The Spotify holdouts – Taylor Swift removed all of her music from Spotify days after releasing her fifth album, "1989." "Everything new, like Spotify, all feels to me a bit like a grand experiment," she said. "And I'm not willing to contribute my life's work to an experiment that I don't feel fairly compensates the writers, producers, artists and creators of this music."
Thom Yorke – Radiohead singer Thom Yorke pulled his solo material from Spotify in 2013. He famously described the service as "the last desperate fart of a dying corpse." In September 2014, he released his new album on file-sharing site BitTorrent.
"In Rainbows" – In 2007, Radiohead released the album "In Rainbows" online via a pay-what-you-want model. "For me 'In Rainbows' was a statement of trust.

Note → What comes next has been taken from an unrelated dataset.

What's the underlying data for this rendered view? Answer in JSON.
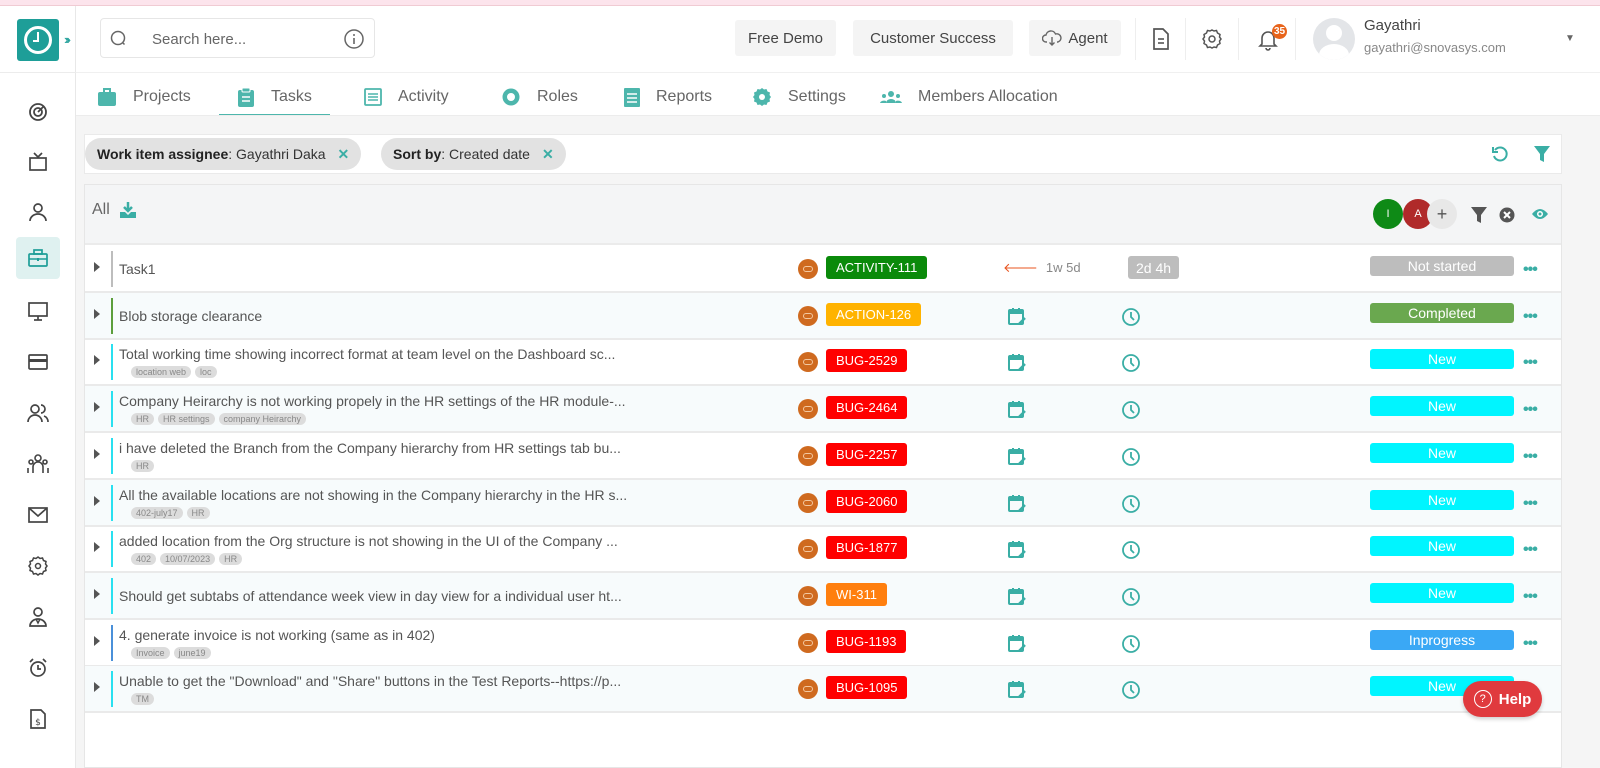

People still value new music," he said.
Pink Floyd – Pink Floyd were initially resistant to allowing their music on Spotify, but had a change of heart in 2013. They initially made their track "Wish You Were Here" available in June 2013, and then made their back catalog available once there had been more than 1 million streams of the song.
Led Zeppelin – Led Zeppelin were long-time holdouts from Spotify, but their catalog was made available at the end of 2013.
The Beatles – The Beatles are absent from Spotify, with their music available exclusively on iTunes.
Free music – Digital copies of U2's new album, "Songs of Innocence," were given to all 500 million iTunes customers. Apple automatically sent it to active iTunes accounts, and for those whose settings allowed it, the album was automatically downloaded, causing a social media storm among users who felt way the album was distributed was invasive.
Bono, Web Summit – Bono was a panelist at the Web Summit technology conference, in Dublin. There, he defended music streaming. "The remunerative bit still has to be figured out," he said. "This is an experimental and exciting period. So, let's experiment and see what works."
Soundcloud – Also speaking at Web Summit was Eric Wahlforss, co-founder of streaming service Soundcloud (left). "We care a lot about copyrights and we have automatic filters that can block content on behalf of copyright holders," he said. "We want to go to a billion monthly listeners, and welcoming major labels is a key point of the journey there."